In the brisk cold winter air there is silence except the jangle of the collars and the panting of the Purebred Siberian Huskies. No one speaks for fear of ruining the moment as the bright sun shines over head and the dog sled makes its way down the trail…. I can still remember how it felt dogsledding with Winterdance Dogsled Tours in Haliburton, Ontario. It’s one of those once in a lifetime memories that I’ll never forget.
I’m not a dog person. I don’t dislike them necessarily but I haven’t spent enough time with them to really get to know them but after spending an afternoon with the dogs of Winterdance I might just change my mind.
These dogs were the most lovable and huggable dogs that I’ve ever met…and I’m not joking when I say that the thought did cross my mind to bring one of them home with me that very night, if only I had packed a larger purse!
When we first approached the meeting area for our run there were large signs telling us to be quiet. The dogs were sleeping and getting their rest and were not to be disturbed. Try as we might but as the other participants arrived in their cars and everyone started to get their snow pants and gear ready the dogs quickly woke. You know what it’s like with children right? The same holds true with dogs…Once one is awake and starts to whimper and cry the next thing you know everyone is awake!
If these dogs could talk….
The whimpering and howling started…they were anxious to get going. These dogs know exact!y what they want to do…. RUN.
Once the Winterdance crew arrived, the dogs were strapped into their harnesses and we were assigned our sled and team.
“Go love up your dogs…the more love you give them, the more they’ll want to work for you”
With trepidation I did what I was told. OMG these dogs are gorgeous, the fur, the love and excitement in their eyes….they are just so happy to see you and to be out of their kennels!
They were rolling in the snow and jumping around. You really have to hold on tight to them or they’ll run ahead without you!
My partner in sledding Sharon of Dream Travel Magazine and I took turns alternating between driving and riding in the sled. Each sled was pulled by a team of 5 dogs.
Driving is not really the ideal word. Nor is leading. All you are really doing is controlling the speed of the dogs by braking (stepping on a bar which has spikes that dig into the ground / snow there by adding resistance to the reins). The dogs know where they are going…. you just have to trust them.
There were a couple of times when the dogs were running too fast and I had to stand on the brake to slow them down. Boy did I get dirty looks from the dogs! They would look back as they were running as if to say “what the…?”
Don’t think that this is the time to be lazy and just sit on the sled the entire time. First, it’s not as much fun. Second, it gets really, really cold sitting there immobile even with all your snow gear on and blankets too.

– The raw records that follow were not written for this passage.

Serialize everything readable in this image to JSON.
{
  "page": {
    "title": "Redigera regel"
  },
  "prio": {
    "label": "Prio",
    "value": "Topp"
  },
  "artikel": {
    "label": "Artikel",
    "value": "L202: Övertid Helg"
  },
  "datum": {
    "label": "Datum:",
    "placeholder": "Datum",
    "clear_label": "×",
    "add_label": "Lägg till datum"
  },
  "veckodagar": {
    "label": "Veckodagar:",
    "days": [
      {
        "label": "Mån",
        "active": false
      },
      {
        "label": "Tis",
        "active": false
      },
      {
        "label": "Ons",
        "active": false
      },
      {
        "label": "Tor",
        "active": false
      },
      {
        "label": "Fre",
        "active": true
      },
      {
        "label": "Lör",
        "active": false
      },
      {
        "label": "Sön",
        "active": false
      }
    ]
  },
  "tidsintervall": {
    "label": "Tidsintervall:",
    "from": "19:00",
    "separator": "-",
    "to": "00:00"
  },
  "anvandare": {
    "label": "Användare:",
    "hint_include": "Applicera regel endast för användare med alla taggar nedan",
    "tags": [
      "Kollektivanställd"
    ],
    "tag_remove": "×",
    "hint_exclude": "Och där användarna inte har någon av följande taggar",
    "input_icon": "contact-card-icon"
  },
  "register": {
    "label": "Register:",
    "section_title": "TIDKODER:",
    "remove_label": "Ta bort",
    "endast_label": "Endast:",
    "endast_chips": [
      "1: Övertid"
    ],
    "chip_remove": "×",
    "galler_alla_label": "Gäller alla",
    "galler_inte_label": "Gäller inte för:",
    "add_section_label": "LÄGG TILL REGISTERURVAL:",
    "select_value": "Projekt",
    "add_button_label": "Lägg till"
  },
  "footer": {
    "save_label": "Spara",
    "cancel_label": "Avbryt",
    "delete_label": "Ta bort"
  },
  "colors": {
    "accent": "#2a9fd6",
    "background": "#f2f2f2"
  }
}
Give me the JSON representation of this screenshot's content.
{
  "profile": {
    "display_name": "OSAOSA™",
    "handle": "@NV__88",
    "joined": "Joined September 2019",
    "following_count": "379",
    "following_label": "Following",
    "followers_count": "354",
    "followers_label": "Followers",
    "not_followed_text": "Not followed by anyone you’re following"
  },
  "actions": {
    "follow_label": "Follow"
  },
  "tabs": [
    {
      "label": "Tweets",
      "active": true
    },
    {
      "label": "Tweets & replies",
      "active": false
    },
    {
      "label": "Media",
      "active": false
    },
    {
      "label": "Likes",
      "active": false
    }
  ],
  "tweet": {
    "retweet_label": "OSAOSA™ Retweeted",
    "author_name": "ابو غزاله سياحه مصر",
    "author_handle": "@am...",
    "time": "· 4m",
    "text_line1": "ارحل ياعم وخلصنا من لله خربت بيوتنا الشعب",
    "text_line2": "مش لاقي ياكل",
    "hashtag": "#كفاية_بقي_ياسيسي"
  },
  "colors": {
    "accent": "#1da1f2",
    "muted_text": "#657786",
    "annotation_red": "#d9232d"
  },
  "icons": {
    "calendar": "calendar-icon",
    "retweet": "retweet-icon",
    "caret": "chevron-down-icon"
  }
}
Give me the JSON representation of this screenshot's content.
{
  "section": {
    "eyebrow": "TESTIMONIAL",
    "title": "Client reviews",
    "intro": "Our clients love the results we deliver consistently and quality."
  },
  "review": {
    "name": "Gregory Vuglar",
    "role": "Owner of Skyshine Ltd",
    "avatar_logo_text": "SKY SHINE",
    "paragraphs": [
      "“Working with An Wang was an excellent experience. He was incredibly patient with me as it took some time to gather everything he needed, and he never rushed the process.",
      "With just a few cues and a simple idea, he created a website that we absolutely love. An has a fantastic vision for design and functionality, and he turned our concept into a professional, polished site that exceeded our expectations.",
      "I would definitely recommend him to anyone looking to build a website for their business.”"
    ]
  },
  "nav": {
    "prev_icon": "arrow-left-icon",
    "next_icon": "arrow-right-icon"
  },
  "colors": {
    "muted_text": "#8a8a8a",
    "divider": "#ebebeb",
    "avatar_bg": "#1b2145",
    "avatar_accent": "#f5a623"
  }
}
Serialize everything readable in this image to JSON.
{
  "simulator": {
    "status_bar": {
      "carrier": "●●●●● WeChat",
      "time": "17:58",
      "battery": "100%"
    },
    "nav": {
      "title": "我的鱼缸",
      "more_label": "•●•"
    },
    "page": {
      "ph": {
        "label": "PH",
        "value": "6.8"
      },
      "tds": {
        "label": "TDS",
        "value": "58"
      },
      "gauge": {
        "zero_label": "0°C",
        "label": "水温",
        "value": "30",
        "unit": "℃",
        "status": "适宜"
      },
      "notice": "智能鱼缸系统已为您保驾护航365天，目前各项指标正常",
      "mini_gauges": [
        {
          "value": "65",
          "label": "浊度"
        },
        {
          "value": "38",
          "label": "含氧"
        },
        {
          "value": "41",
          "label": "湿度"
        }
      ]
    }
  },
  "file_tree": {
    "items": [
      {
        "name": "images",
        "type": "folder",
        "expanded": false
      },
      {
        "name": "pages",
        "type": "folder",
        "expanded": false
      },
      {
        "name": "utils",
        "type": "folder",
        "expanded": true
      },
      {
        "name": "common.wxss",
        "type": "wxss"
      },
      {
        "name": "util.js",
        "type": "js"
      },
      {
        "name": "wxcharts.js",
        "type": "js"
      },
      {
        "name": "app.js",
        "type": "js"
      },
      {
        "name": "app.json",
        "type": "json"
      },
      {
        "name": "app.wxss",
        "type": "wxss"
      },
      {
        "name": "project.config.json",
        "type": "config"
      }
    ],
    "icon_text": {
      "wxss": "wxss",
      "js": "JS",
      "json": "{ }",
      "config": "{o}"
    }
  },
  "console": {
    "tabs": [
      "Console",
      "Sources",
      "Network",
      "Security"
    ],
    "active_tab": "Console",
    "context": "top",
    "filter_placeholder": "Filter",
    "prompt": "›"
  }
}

The Huskies of Winterdance Dogsled Tours are playful, loveable and mischievous…
At the middle part of our journey through the trail we stopped for a break. Treats for all the dogs and hot chocolate and pastries were passed around.
As we enjoyed our refreshments I discovered just how playful and mischievous a dog can be. Our dog kept trying to bite my boot and then at one point I dropped my glove and quick as can be, my glove was in her mouth! I couldn’t go on without a glove….so a game of tug of war happened next. I won out in the end but my trophy was a wet slobbery mess of a glove!
Before you know it the dogs began to whimper and howl again because they wanted to get back to the business at hand and RUN!
- Dress warmly. I had snow pants on and I was still cold!
- Wear sunscreen and sunglasses
- Arrive early to complete the required paperwork.
- There is only an outhouse at the start of the run.
- Try to stay hands free. There is nowhere on the sled for your belongings so you’ll have to hold everything.
- Hold on tight to your gloves!
Here’s a great short video that Sharon made of our ride.
Winterdance Dogsled Tours offers 2-hour, half-day, full-day, multi-day and moonlit runs.
Travel assistance was provided by Ontario Highlands Tourism. As always, all opinions are my own.